But, simplest interesting problem has 3 sequences, and that means that one of the three position variables can't be plotted next to its neighbors. (Maybe I should look into a 3D visualization of density in R). Anyway, I kept it simple. We have sequences of length SZ = 15 and motifs of length M = 3, and the motifs are completely conserved. The motif generator produced:

 `(1, 'TCA', 'CTCAGTTCGAGAGGA')(2, 'TCA', 'CTTCAAAGTCAGCTA')(7, 'TCA', 'CCATACCTCAATGAA')`

That is, the motif TCA is embedded at the indicated locations in these sequences. All 13 x 13 x 13 = 2197 alignments were scored (Hamming distance). The two top positions are:

 `9, 1, 8, 79, 1, 2, 7`

Here, the score is the first value, and the i,j,k indexes into the sequences follow. The second result is the position designed to have the motif, the first has a fortuitous match at position 8 of sequence # 2.

Next, I evaluated all positions with a score >= a threshhold (6 here), and asked: is it possible to change only one index (i.e. Gibbs sliding) and achieve a higher score? If so, we save the results in a list. If not, we are at a local maximum, and show an empty list [ ]. Here is the printout:

 ` 9, 1, 8, 7 : [] 9, 1, 2, 7 : [] 7, 7, 3, 8 : [] 7, 6, 8, 7 : [(9, 1, 8, 7)] 7, 6, 2, 7 : [(9, 1, 2, 7)] 7, 5, 1, 6 : [] 7, 5, 1, 3 : [] 7, 3, 6, 9 : [] 7, 2, 9, 8 : [] 7, 2, 9, 1 : [] 7, 2, 3, 8 : [] 7, 1, 8,11 : [(9, 1, 8, 7)] 7, 1, 8, 0 : [(9, 1, 8, 7)] 7, 1, 2,11 : [(9, 1, 2, 7)] 7, 1, 2, 0 : [(9, 1, 2, 7)] 7, 0,12, 6 : [] 7, 0, 7, 6 : [] 7, 0, 1, 6 : [] 7, 0, 0, 6 : [] 6,11, 5,10 : [] 6, 9, 4, 2 : [] 6, 7,12, 8 : [(7, 7, 3, 8)] 6, 7,12, 0 : [] 6, 7, 3, 0 : [(7, 7, 3, 8)] 6, 5, 7, 6 : [(7, 5, 1, 6), (7, 0, 7, 6)] 6, 2, 3, 1 : [(7, 2, 9, 1), (7, 2, 3, 8)]`

I think you can see that of 17 positions with score = 7, only six can be improved by Gibbs sliding. Even at the level of score = 6, three positions can not be improved. And at the level of score = 5, 17 positions can not be improved (not shown). Thus, it is clear there are many local maxima.

Two other things related to what we've been talking about, before I move on to write a Gibbs Sampler. First, I discovered a rather embarassing off-by-one error this morning. It is shown in this graphic:

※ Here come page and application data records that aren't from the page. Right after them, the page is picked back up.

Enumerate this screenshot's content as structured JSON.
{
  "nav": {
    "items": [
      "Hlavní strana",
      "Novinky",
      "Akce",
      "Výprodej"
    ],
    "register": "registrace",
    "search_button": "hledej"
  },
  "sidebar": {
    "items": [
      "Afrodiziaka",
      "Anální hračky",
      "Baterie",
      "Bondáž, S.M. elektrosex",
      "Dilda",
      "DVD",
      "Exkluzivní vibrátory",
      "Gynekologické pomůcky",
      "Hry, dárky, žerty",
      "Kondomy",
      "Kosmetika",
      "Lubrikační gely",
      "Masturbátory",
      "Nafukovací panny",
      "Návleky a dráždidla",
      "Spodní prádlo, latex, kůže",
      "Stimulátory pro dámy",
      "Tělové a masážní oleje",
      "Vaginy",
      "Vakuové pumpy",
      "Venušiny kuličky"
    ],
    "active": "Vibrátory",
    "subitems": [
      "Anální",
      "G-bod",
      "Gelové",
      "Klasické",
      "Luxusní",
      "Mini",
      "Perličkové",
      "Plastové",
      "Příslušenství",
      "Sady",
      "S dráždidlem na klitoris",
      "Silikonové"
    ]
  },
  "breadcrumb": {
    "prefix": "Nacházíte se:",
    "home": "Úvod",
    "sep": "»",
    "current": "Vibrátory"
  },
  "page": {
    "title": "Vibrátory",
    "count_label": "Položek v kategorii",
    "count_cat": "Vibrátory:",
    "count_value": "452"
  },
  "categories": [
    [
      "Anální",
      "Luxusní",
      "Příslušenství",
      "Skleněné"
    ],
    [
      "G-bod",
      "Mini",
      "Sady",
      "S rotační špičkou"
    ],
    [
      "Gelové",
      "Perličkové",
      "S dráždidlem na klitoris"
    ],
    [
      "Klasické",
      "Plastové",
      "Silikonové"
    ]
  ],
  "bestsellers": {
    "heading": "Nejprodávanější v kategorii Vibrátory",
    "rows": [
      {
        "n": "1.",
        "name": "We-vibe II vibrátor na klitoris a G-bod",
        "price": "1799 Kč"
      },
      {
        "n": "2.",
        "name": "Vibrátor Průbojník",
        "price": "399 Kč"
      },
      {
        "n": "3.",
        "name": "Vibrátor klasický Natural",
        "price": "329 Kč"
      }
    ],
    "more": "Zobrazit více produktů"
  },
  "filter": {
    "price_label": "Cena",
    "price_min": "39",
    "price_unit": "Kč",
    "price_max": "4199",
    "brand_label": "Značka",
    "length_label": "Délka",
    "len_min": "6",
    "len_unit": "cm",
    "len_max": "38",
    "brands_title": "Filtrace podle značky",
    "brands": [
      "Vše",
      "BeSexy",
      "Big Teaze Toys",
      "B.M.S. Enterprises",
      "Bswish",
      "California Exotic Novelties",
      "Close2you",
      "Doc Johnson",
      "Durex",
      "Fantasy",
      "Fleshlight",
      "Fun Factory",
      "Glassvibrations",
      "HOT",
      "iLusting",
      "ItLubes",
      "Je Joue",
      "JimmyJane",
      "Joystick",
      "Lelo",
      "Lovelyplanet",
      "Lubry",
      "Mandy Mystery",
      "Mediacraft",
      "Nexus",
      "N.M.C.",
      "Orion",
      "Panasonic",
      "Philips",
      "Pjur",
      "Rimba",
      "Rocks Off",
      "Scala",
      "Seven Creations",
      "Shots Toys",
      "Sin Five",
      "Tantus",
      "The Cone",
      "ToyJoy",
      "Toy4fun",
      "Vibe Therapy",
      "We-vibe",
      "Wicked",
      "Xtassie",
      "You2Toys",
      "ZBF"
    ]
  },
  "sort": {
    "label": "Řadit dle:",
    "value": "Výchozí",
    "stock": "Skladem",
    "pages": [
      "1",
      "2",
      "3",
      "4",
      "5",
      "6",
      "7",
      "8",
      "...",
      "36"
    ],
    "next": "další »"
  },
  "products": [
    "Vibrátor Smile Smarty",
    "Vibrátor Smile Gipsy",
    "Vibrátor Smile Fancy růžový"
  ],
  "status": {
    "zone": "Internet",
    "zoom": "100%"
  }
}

The correct range to use for embedding or searching for motifs is SZ - M + 1, but my code used SZ - M Luckily, since I used the same expression in both places, the analysis is not in error. It only means that the effective size of the sequences is SZ -1, since the motif was never positioned (or searched for) at the extreme right end of the sequences.

The second issue has to do with the scoring function used by Lawrence et al. Here is my table of the values for nucleotide counts between 0 and 10 (with a total number of sequences in the motif of 10):

 ` 0 0.07 -1.81 0.0 1 0.14 -0.81 -0.81 2 0.21 -0.22 -0.44 3 0.29 0.19 0.58 4 0.36 0.51 2.06 5 0.43 0.78 3.89 6 0.5 1.0 6.0 7 0.57 1.19 8.35 8 0.64 1.36 10.9 9 0.71 1.51 13.6310 0.79 1.65 16.52`

The first column is the count, the second is the q value with pseudocounts, the third is log2(q / p) and the fourth is the score = count x column 3. The problem I see is that the score for a nucleotide which does not appear in the motif against which it is being compared is 0, while the scores for counts of 1 and 2 are less than zero. That doesn't seem very logical.